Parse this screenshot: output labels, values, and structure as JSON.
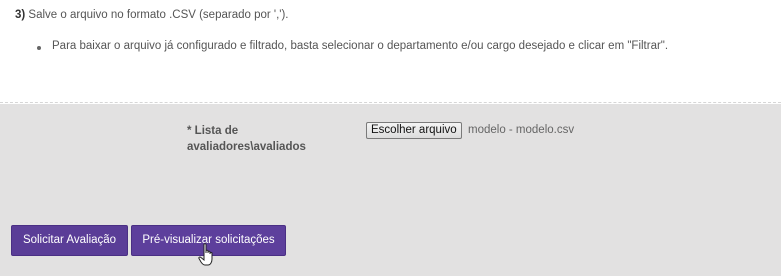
{
  "instructions": {
    "step_number": "3)",
    "step_text": " Salve o arquivo no formato .CSV (separado por ',').",
    "bullet_text": "Para baixar o arquivo já configurado e filtrado, basta selecionar o departamento e/ou cargo desejado e clicar em \"Filtrar\"."
  },
  "upload": {
    "label_line1": "* Lista de",
    "label_line2": "avaliadores\\avaliados",
    "choose_button": "Escolher arquivo",
    "file_name": "modelo - modelo.csv"
  },
  "actions": {
    "request_label": "Solicitar Avaliação",
    "preview_label": "Pré-visualizar solicitações"
  },
  "colors": {
    "accent": "#5a3d97",
    "background": "#e2e1e1"
  },
  "icons": {
    "cursor": "hand-pointer-icon"
  }
}
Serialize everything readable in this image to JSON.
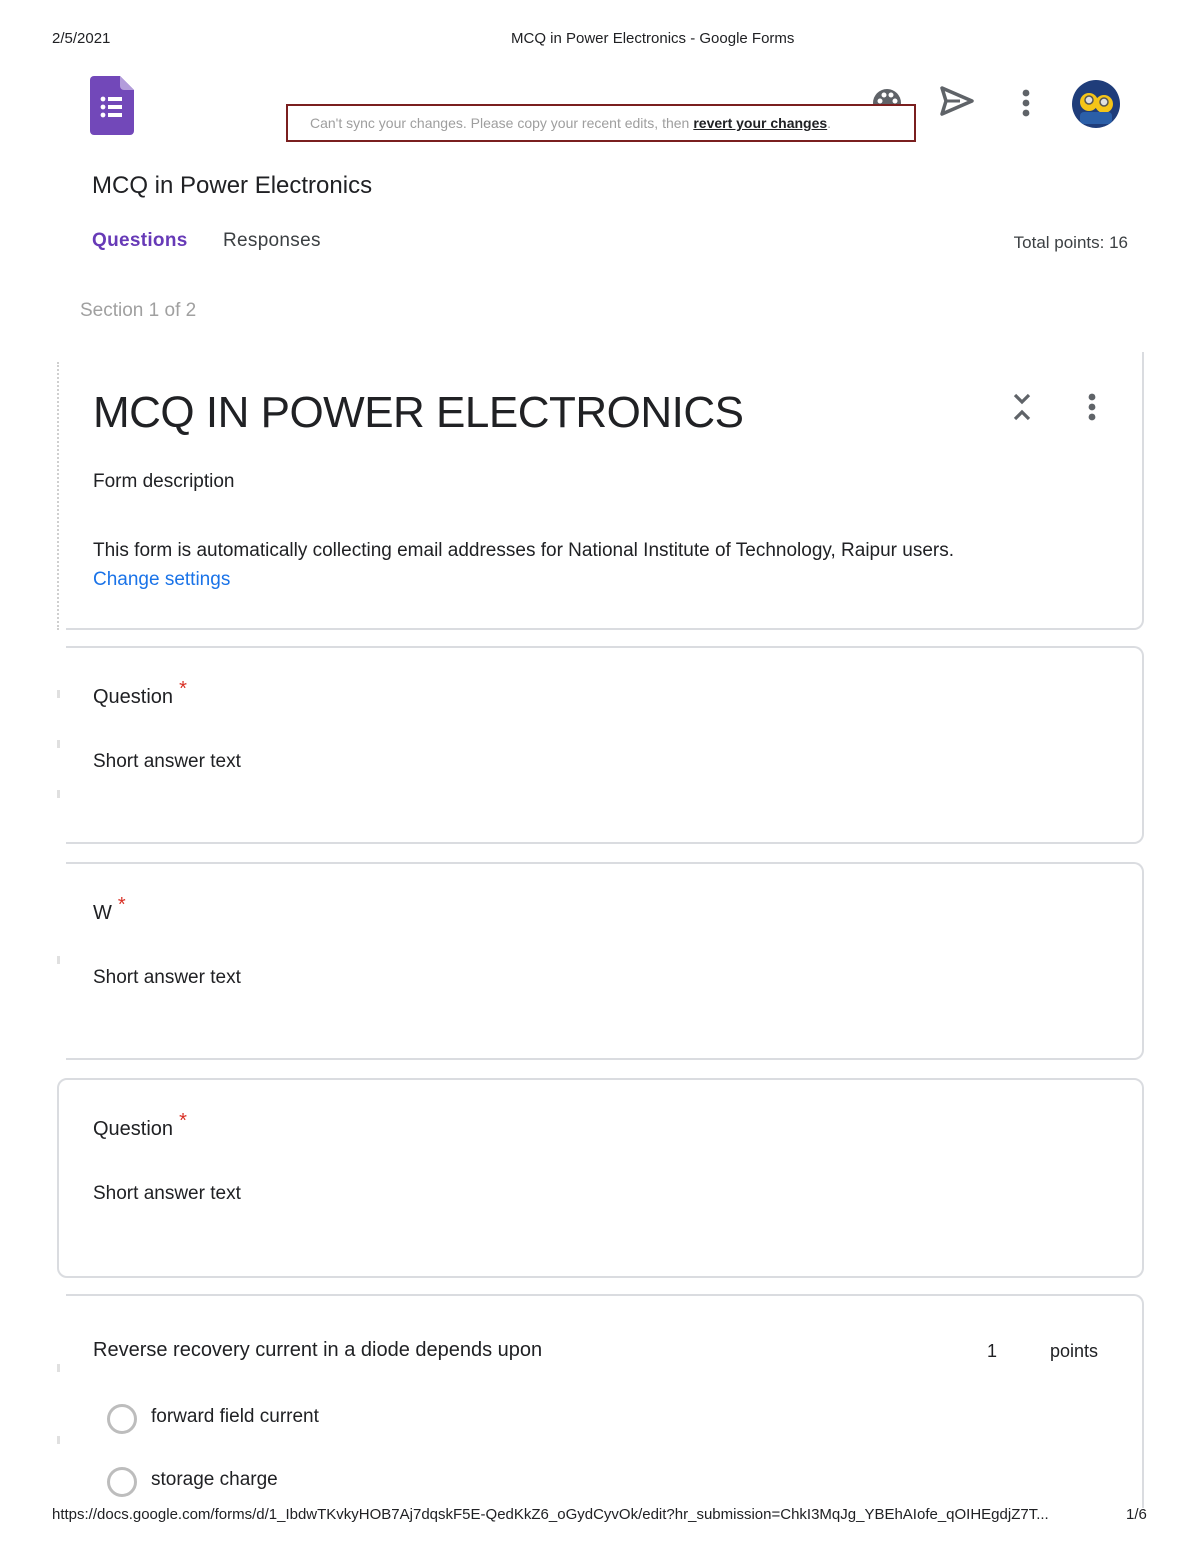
{
  "print_header": {
    "date": "2/5/2021",
    "page_title": "MCQ in Power Electronics - Google Forms"
  },
  "print_footer": {
    "url": "https://docs.google.com/forms/d/1_IbdwTKvkyHOB7Aj7dqskF5E-QedKkZ6_oGydCyvOk/edit?hr_submission=ChkI3MqJg_YBEhAIofe_qOIHEgdjZ7T...",
    "page": "1/6"
  },
  "toolbar": {
    "sync_message": "Can't sync your changes. Please copy your recent edits, then",
    "sync_link": "revert your changes",
    "sync_end": ".",
    "icons": [
      "forms-logo-icon",
      "palette-icon",
      "send-icon",
      "more-vert-icon",
      "avatar"
    ]
  },
  "form": {
    "title": "MCQ in Power Electronics",
    "tabs": [
      "Questions",
      "Responses"
    ],
    "active_tab": "Questions",
    "total_points": "Total points: 16",
    "section_label": "Section 1 of 2"
  },
  "header_card": {
    "title": "MCQ IN POWER ELECTRONICS",
    "description": "Form description",
    "notice": "This form is automatically collecting email addresses for National Institute of Technology, Raipur users.",
    "notice_link": "Change settings"
  },
  "questions": [
    {
      "title": "Question",
      "required": "*",
      "placeholder": "Short answer text"
    },
    {
      "title": "W",
      "required": "*",
      "placeholder": "Short answer text"
    },
    {
      "title": "Question",
      "required": "*",
      "placeholder": "Short answer text"
    }
  ],
  "mcq": {
    "title": "Reverse recovery current in a diode depends upon",
    "points_value": "1",
    "points_label": "points",
    "options": [
      "forward field current",
      "storage charge"
    ]
  },
  "colors": {
    "accent": "#673ab7",
    "required": "#d93025",
    "link": "#1a73e8",
    "sync_border": "#7a1f1f"
  }
}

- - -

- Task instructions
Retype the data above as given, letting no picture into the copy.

- Solution
Parse this screenshot: output labels, values, and structure as JSON.
{
  "instructions": {
    "step_number": "3)",
    "step_text": " Salve o arquivo no formato .CSV (separado por ',').",
    "bullet_text": "Para baixar o arquivo já configurado e filtrado, basta selecionar o departamento e/ou cargo desejado e clicar em \"Filtrar\"."
  },
  "upload": {
    "label_line1": "* Lista de",
    "label_line2": "avaliadores\\avaliados",
    "choose_button": "Escolher arquivo",
    "file_name": "modelo - modelo.csv"
  },
  "actions": {
    "request_label": "Solicitar Avaliação",
    "preview_label": "Pré-visualizar solicitações"
  },
  "colors": {
    "accent": "#5a3d97",
    "background": "#e2e1e1"
  },
  "icons": {
    "cursor": "hand-pointer-icon"
  }
}
Serialize everything readable in this image to JSON.
{
  "print_header": {
    "date": "2/5/2021",
    "page_title": "MCQ in Power Electronics - Google Forms"
  },
  "print_footer": {
    "url": "https://docs.google.com/forms/d/1_IbdwTKvkyHOB7Aj7dqskF5E-QedKkZ6_oGydCyvOk/edit?hr_submission=ChkI3MqJg_YBEhAIofe_qOIHEgdjZ7T...",
    "page": "1/6"
  },
  "toolbar": {
    "sync_message": "Can't sync your changes. Please copy your recent edits, then",
    "sync_link": "revert your changes",
    "sync_end": ".",
    "icons": [
      "forms-logo-icon",
      "palette-icon",
      "send-icon",
      "more-vert-icon",
      "avatar"
    ]
  },
  "form": {
    "title": "MCQ in Power Electronics",
    "tabs": [
      "Questions",
      "Responses"
    ],
    "active_tab": "Questions",
    "total_points": "Total points: 16",
    "section_label": "Section 1 of 2"
  },
  "header_card": {
    "title": "MCQ IN POWER ELECTRONICS",
    "description": "Form description",
    "notice": "This form is automatically collecting email addresses for National Institute of Technology, Raipur users.",
    "notice_link": "Change settings"
  },
  "questions": [
    {
      "title": "Question",
      "required": "*",
      "placeholder": "Short answer text"
    },
    {
      "title": "W",
      "required": "*",
      "placeholder": "Short answer text"
    },
    {
      "title": "Question",
      "required": "*",
      "placeholder": "Short answer text"
    }
  ],
  "mcq": {
    "title": "Reverse recovery current in a diode depends upon",
    "points_value": "1",
    "points_label": "points",
    "options": [
      "forward field current",
      "storage charge"
    ]
  },
  "colors": {
    "accent": "#673ab7",
    "required": "#d93025",
    "link": "#1a73e8",
    "sync_border": "#7a1f1f"
  }
}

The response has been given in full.